Music review: Scottish Chamber Orchestra/Kristian Bezuidenhout

With principal conductor Robin Ticciati still indisposed, the Scottish Chamber Orchestra had had to come up with a plan B for its nicely provocative concert contrasting Mozart keyboard concertos with two works very much of our own times. What they arrived at, however, brought some wholly unexpected and exciting new perspectives on the evening.
Kristian Bezuidenhout 2010
Photo: Marco BorggreveKristian Bezuidenhout 2010
Photo: Marco Borggreve
Kristian Bezuidenhout 2010 Photo: Marco Borggreve

Scottish Chamber Orchestra/Kristian Bezuidenhout *****

Queen’s Hall, Edinburgh

First up, young British conductor Duncan Ward – championed by Simon Rattle, and you could see why – who directed the two contemporary works with elegant precision and seemingly unstoppable enthusiasm. He was in his element amid the knowing wit of Thomas Adès’s Chamber Symphony, in a bright, eager, expertly paced account, and he was highly persuasive, too, in the almost expressionist lyricism of Helen Grime’s A Cold Spring, sculpting its angular lines with a rapturous richness. The two works were only brief, but they still displayed a superb, effortless partnership between conductor and ensemble.

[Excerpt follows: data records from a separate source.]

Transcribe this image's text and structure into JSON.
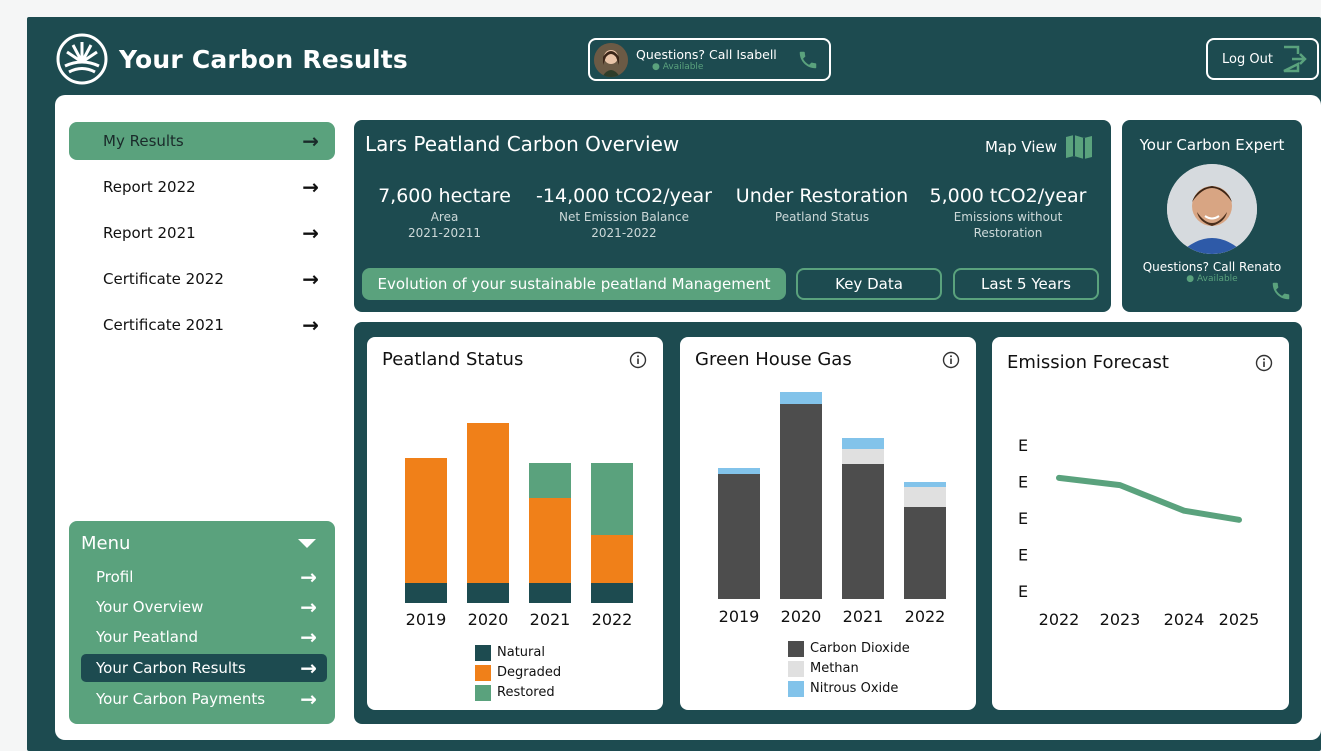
{
  "header": {
    "title": "Your Carbon Results",
    "call_label": "Questions? Call Isabell",
    "call_status": "Available",
    "logout": "Log Out"
  },
  "sidebar": {
    "items": [
      {
        "label": "My Results"
      },
      {
        "label": "Report 2022"
      },
      {
        "label": "Report 2021"
      },
      {
        "label": "Certificate 2022"
      },
      {
        "label": "Certificate 2021"
      }
    ]
  },
  "menu": {
    "title": "Menu",
    "items": [
      {
        "label": "Profil"
      },
      {
        "label": "Your Overview"
      },
      {
        "label": "Your Peatland"
      },
      {
        "label": "Your Carbon Results"
      },
      {
        "label": "Your Carbon Payments"
      }
    ]
  },
  "overview": {
    "title": "Lars Peatland Carbon Overview",
    "map_view": "Map View",
    "kpis": [
      {
        "value": "7,600 hectare",
        "label1": "Area",
        "label2": "2021-20211"
      },
      {
        "value": "-14,000 tCO2/year",
        "label1": "Net Emission Balance",
        "label2": "2021-2022"
      },
      {
        "value": "Under Restoration",
        "label1": "Peatland Status",
        "label2": ""
      },
      {
        "value": "5,000 tCO2/year",
        "label1": "Emissions without",
        "label2": "Restoration"
      }
    ],
    "pill_main": "Evolution of your sustainable peatland Management",
    "pill_key": "Key Data",
    "pill_years": "Last 5 Years"
  },
  "expert": {
    "title": "Your Carbon Expert",
    "question": "Questions? Call Renato",
    "status": "Available"
  },
  "colors": {
    "dark": "#1d4b50",
    "green": "#5aa27d",
    "orange": "#f08019",
    "gray": "#4d4d4d",
    "light_gray": "#e0e0e0",
    "blue": "#82c3ea"
  },
  "chart_data": [
    {
      "type": "bar",
      "title": "Peatland Status",
      "categories": [
        "2019",
        "2020",
        "2021",
        "2022"
      ],
      "stacked": true,
      "series": [
        {
          "name": "Natural",
          "values": [
            20,
            20,
            20,
            20
          ]
        },
        {
          "name": "Degraded",
          "values": [
            125,
            160,
            85,
            48
          ]
        },
        {
          "name": "Restored",
          "values": [
            0,
            0,
            35,
            72
          ]
        }
      ]
    },
    {
      "type": "bar",
      "title": "Green House Gas",
      "categories": [
        "2019",
        "2020",
        "2021",
        "2022"
      ],
      "stacked": true,
      "series": [
        {
          "name": "Carbon Dioxide",
          "values": [
            125,
            195,
            135,
            92
          ]
        },
        {
          "name": "Methan",
          "values": [
            0,
            0,
            15,
            20
          ]
        },
        {
          "name": "Nitrous Oxide",
          "values": [
            6,
            12,
            11,
            5
          ]
        }
      ]
    },
    {
      "type": "line",
      "title": "Emission Forecast",
      "x": [
        "2022",
        "2023",
        "2024",
        "2025"
      ],
      "y_ticks": [
        "E",
        "E",
        "E",
        "E",
        "E"
      ],
      "series": [
        {
          "values": [
            4.1,
            3.9,
            3.2,
            2.95
          ]
        }
      ],
      "ylim": [
        1,
        5
      ]
    }
  ]
}
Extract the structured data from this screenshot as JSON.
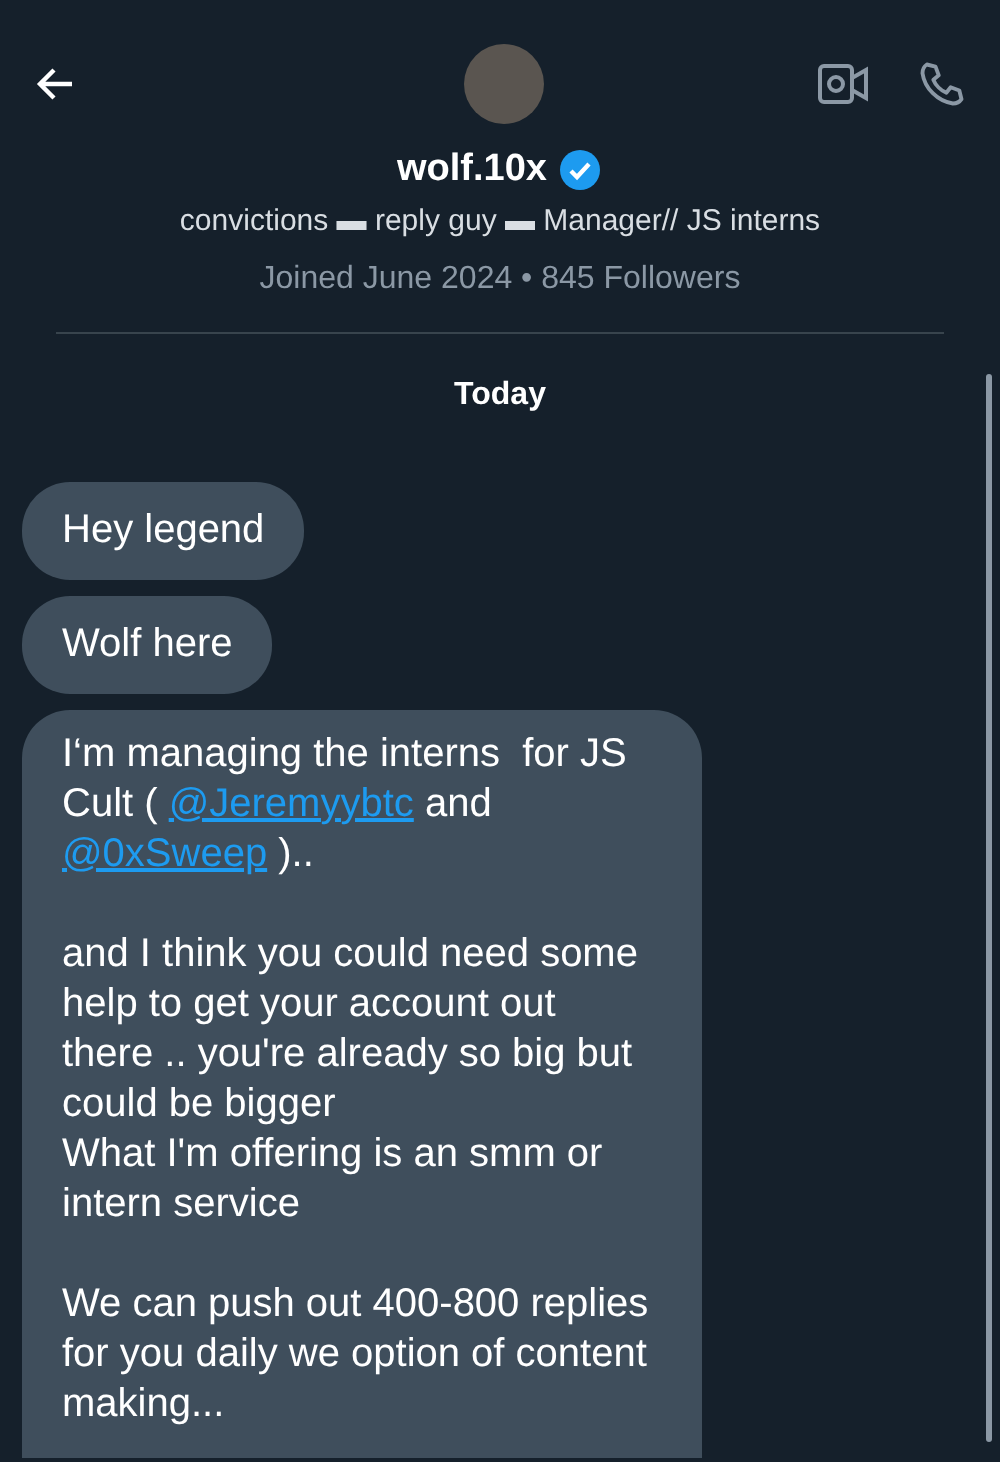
{
  "header": {
    "name": "wolf.10x",
    "verified": true
  },
  "profile": {
    "bio": "convictions ▬ reply guy ▬ Manager// JS interns",
    "meta": "Joined June 2024 • 845 Followers"
  },
  "date_divider": "Today",
  "messages": [
    {
      "kind": "short",
      "blocks": [
        [
          [
            {
              "kind": "text",
              "text": "Hey legend"
            }
          ]
        ]
      ]
    },
    {
      "kind": "short",
      "blocks": [
        [
          [
            {
              "kind": "text",
              "text": "Wolf here"
            }
          ]
        ]
      ]
    },
    {
      "kind": "long",
      "blocks": [
        [
          [
            {
              "kind": "text",
              "text": "I‘m managing the interns  for JS Cult ( "
            },
            {
              "kind": "mention",
              "text": "@Jeremyybtc"
            },
            {
              "kind": "text",
              "text": " and "
            },
            {
              "kind": "mention",
              "text": "@0xSweep"
            },
            {
              "kind": "text",
              "text": " ).."
            }
          ]
        ],
        [
          [
            {
              "kind": "text",
              "text": "and I think you could need some help to get your account out there .. you're already so big but could be bigger"
            }
          ],
          [
            {
              "kind": "text",
              "text": "What I'm offering is an smm or intern service"
            }
          ]
        ],
        [
          [
            {
              "kind": "text",
              "text": "We can push out 400-800 replies for you daily we option of content making..."
            }
          ]
        ]
      ]
    }
  ]
}
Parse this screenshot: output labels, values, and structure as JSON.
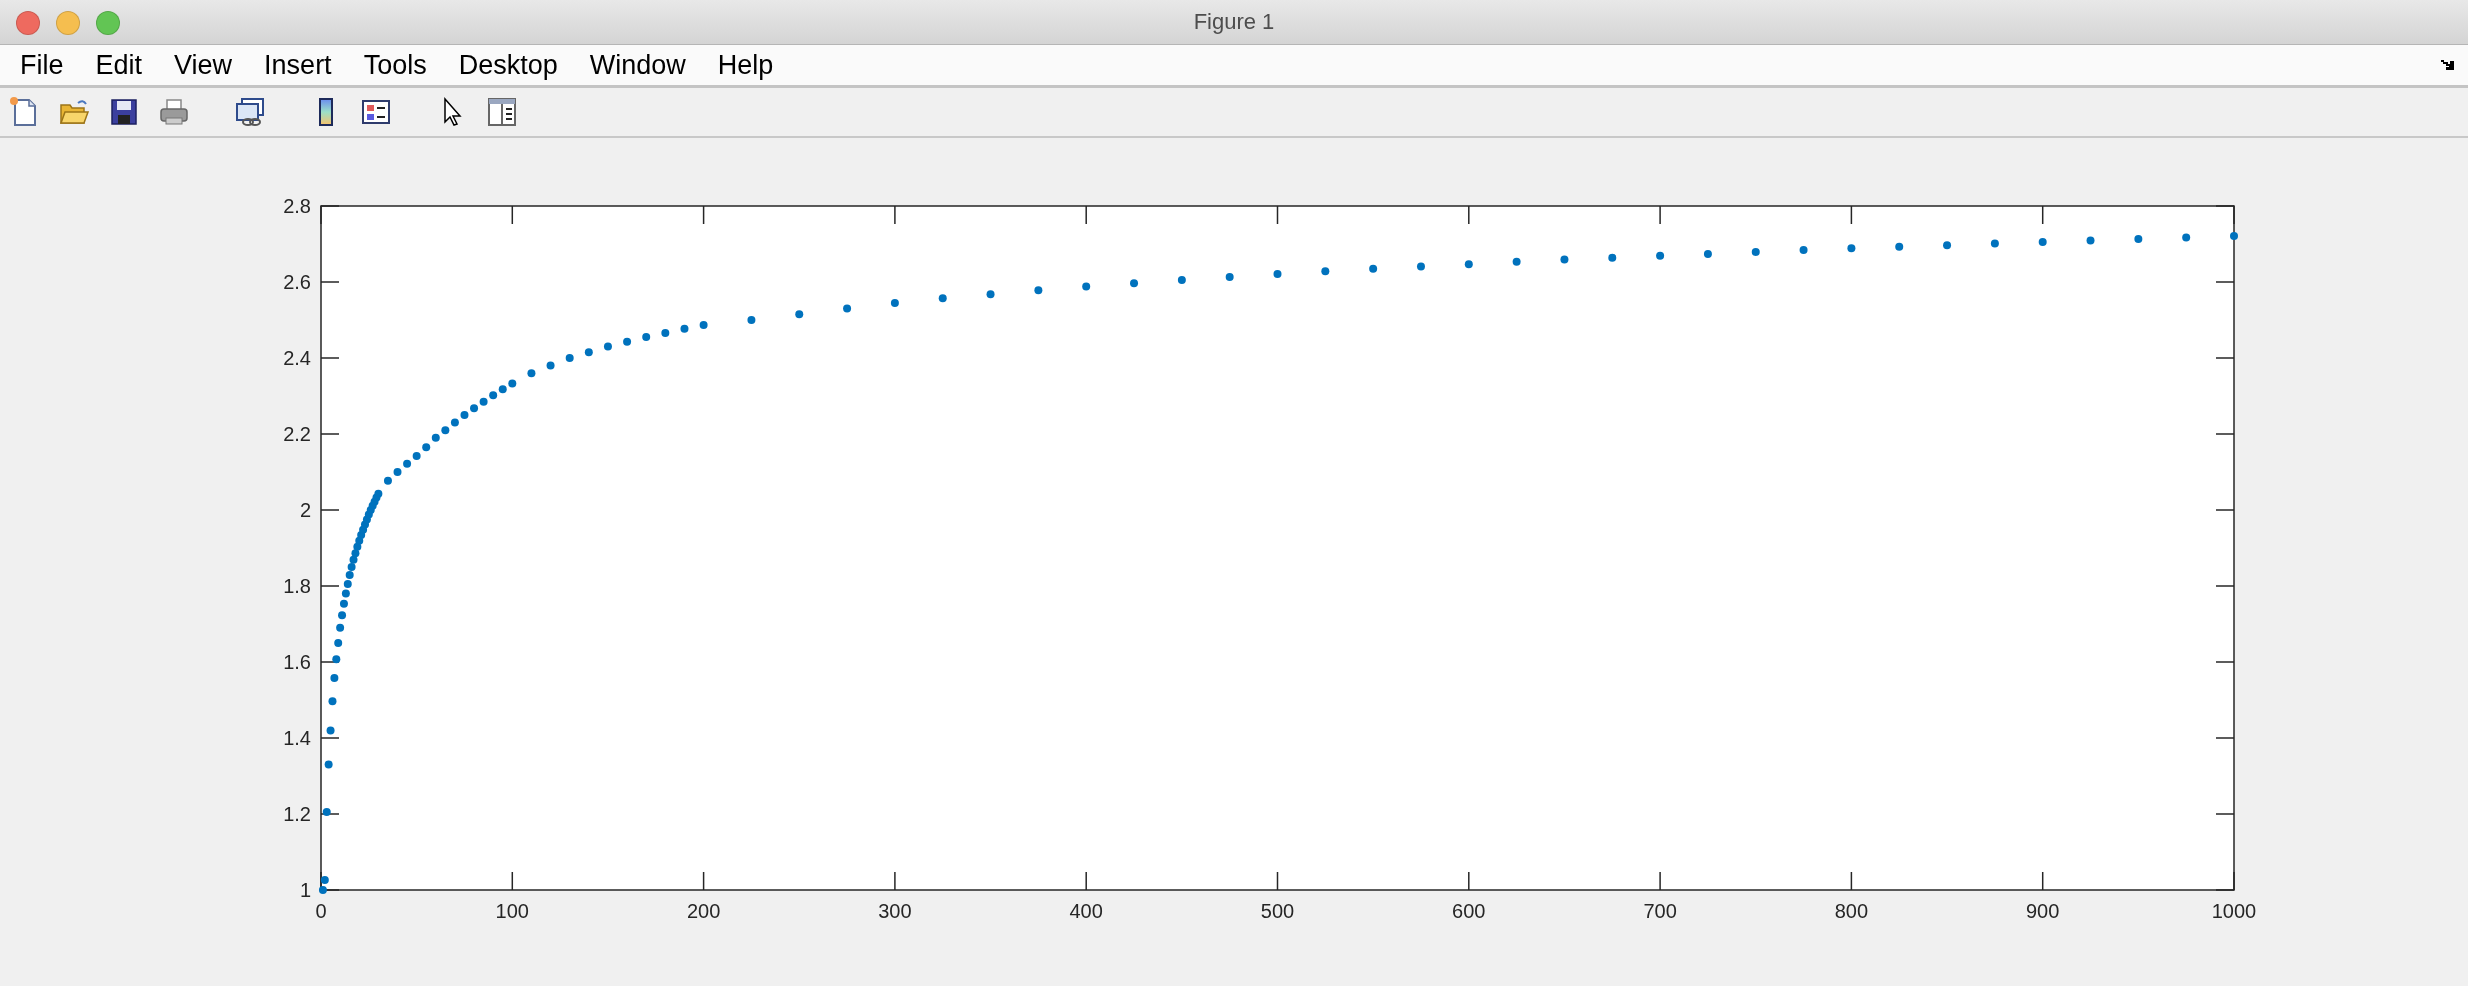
{
  "window": {
    "title": "Figure 1"
  },
  "menu": [
    "File",
    "Edit",
    "View",
    "Insert",
    "Tools",
    "Desktop",
    "Window",
    "Help"
  ],
  "figure": {
    "chart_data": {
      "type": "scatter",
      "xlim": [
        0,
        1000
      ],
      "ylim": [
        1,
        2.8
      ],
      "xticks": [
        0,
        100,
        200,
        300,
        400,
        500,
        600,
        700,
        800,
        900,
        1000
      ],
      "yticks": [
        1,
        1.2,
        1.4,
        1.6,
        1.8,
        2,
        2.2,
        2.4,
        2.6,
        2.8
      ],
      "x": [
        1,
        2,
        3,
        4,
        5,
        6,
        7,
        8,
        9,
        10,
        11,
        12,
        13,
        14,
        15,
        16,
        17,
        18,
        19,
        20,
        21,
        22,
        23,
        24,
        25,
        26,
        27,
        28,
        29,
        30,
        35,
        40,
        45,
        50,
        55,
        60,
        65,
        70,
        75,
        80,
        85,
        90,
        95,
        100,
        110,
        120,
        130,
        140,
        150,
        160,
        170,
        180,
        190,
        200,
        225,
        250,
        275,
        300,
        325,
        350,
        375,
        400,
        425,
        450,
        475,
        500,
        525,
        550,
        575,
        600,
        625,
        650,
        675,
        700,
        725,
        750,
        775,
        800,
        825,
        850,
        875,
        900,
        925,
        950,
        975,
        1000
      ],
      "series": [
        {
          "color": "#0072bd",
          "values": [
            1,
            1.026,
            1.205,
            1.33,
            1.42,
            1.497,
            1.558,
            1.607,
            1.65,
            1.69,
            1.723,
            1.753,
            1.78,
            1.805,
            1.829,
            1.85,
            1.869,
            1.886,
            1.903,
            1.919,
            1.934,
            1.948,
            1.962,
            1.975,
            1.988,
            2,
            2.011,
            2.022,
            2.033,
            2.043,
            2.077,
            2.1,
            2.122,
            2.142,
            2.165,
            2.19,
            2.21,
            2.23,
            2.25,
            2.268,
            2.285,
            2.302,
            2.318,
            2.333,
            2.36,
            2.38,
            2.4,
            2.415,
            2.43,
            2.443,
            2.455,
            2.466,
            2.477,
            2.487,
            2.5,
            2.515,
            2.53,
            2.545,
            2.557,
            2.568,
            2.578,
            2.588,
            2.597,
            2.605,
            2.613,
            2.621,
            2.628,
            2.635,
            2.641,
            2.647,
            2.653,
            2.659,
            2.664,
            2.669,
            2.674,
            2.679,
            2.684,
            2.689,
            2.693,
            2.697,
            2.701,
            2.705,
            2.709,
            2.713,
            2.717,
            2.721
          ]
        }
      ]
    }
  }
}
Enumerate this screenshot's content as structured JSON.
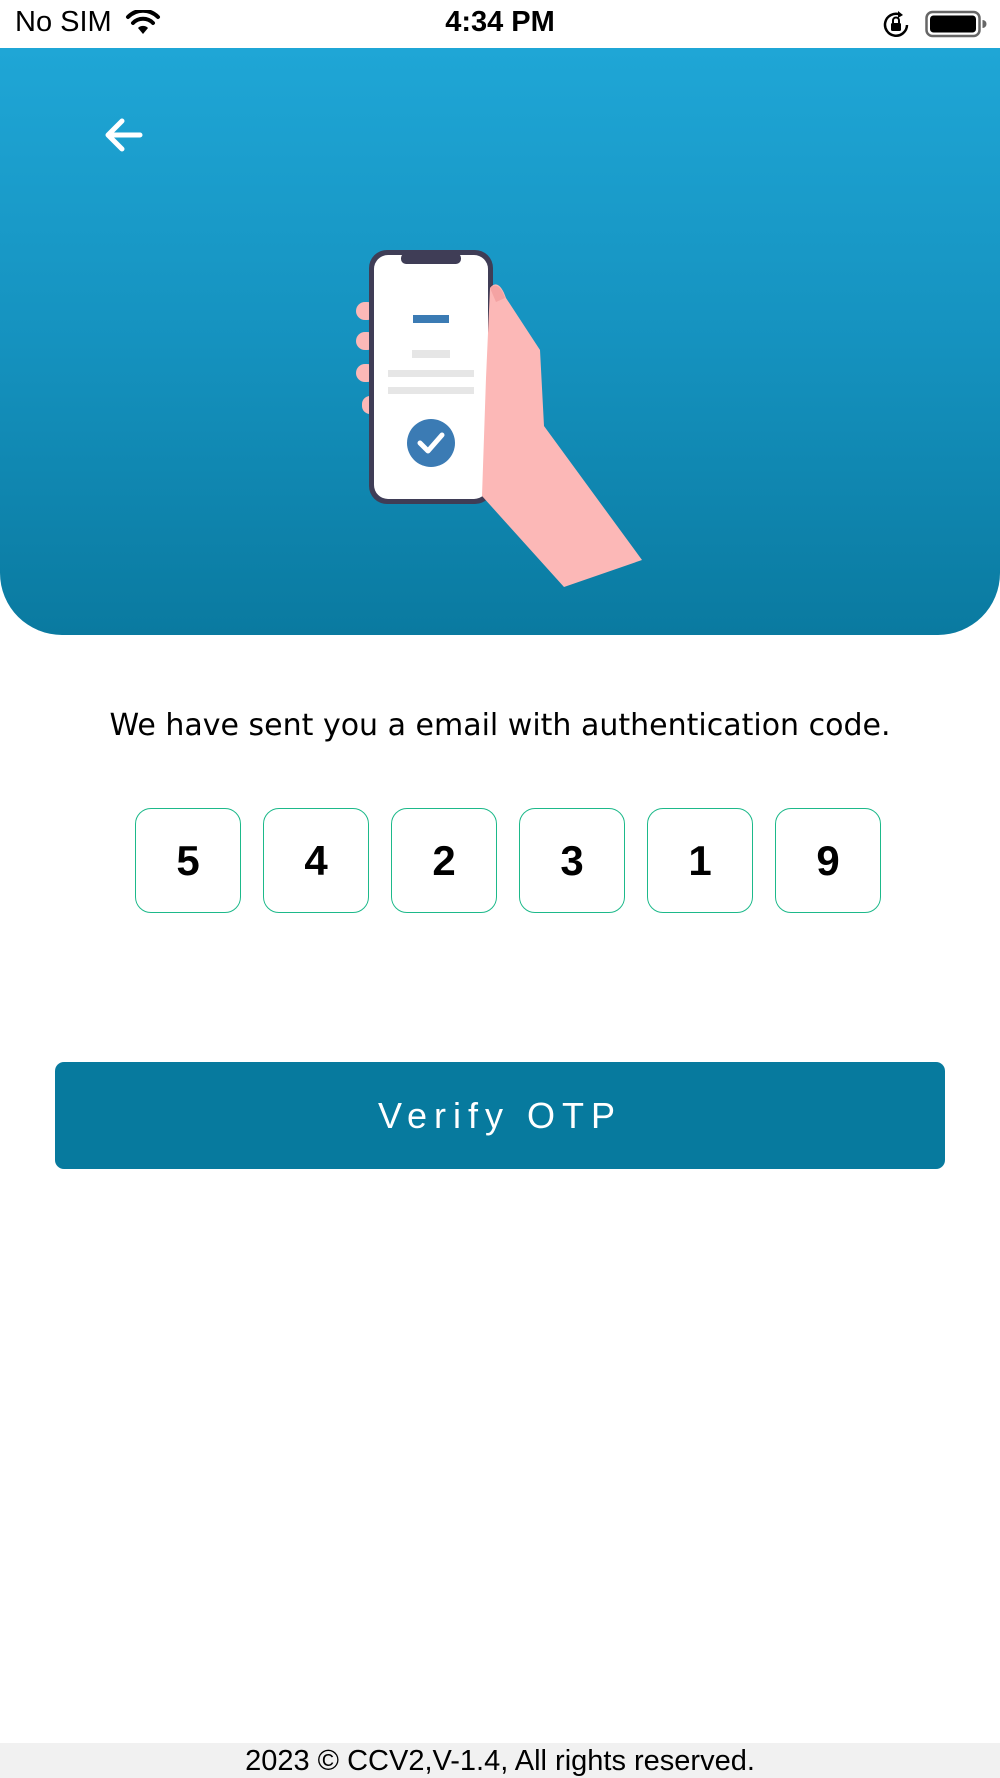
{
  "status_bar": {
    "carrier": "No SIM",
    "time": "4:34 PM",
    "icons": [
      "wifi-icon",
      "orientation-lock-icon",
      "battery-icon"
    ]
  },
  "header": {
    "back_icon": "arrow-left-icon",
    "illustration": "hand-holding-phone-check-illustration",
    "colors": {
      "gradient_top": "#1fa6d6",
      "gradient_bottom": "#0a7aa0"
    }
  },
  "main": {
    "message": "We have sent you a email with authentication code.",
    "otp_digits": [
      "5",
      "4",
      "2",
      "3",
      "1",
      "9"
    ],
    "otp_border_color": "#1db98a",
    "verify_button_label": "Verify OTP",
    "verify_button_color": "#077a9e"
  },
  "footer": {
    "text": "2023 © CCV2,V-1.4, All rights reserved."
  }
}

For the two Mozart concertos, however, South African fortepianist Kristian Bezuidenhout was not only making his SCO debut as soloist, but also as conductor, directing the ensemble from the keyboard – and with no more than a few flicks of his head and a gesture here and there, he did a marvellously incisive job of it. His Piano Concerto No. 22 might have felt a touch thoughtful, more focused on imposing grandeur than energy, but his Piano Concerto No. 20 was bracingly brisk and immaculately articulated. And with the fastidious detail and vigorous freshness from both men and orchestra alike, it was as if Ticciati had been there all along.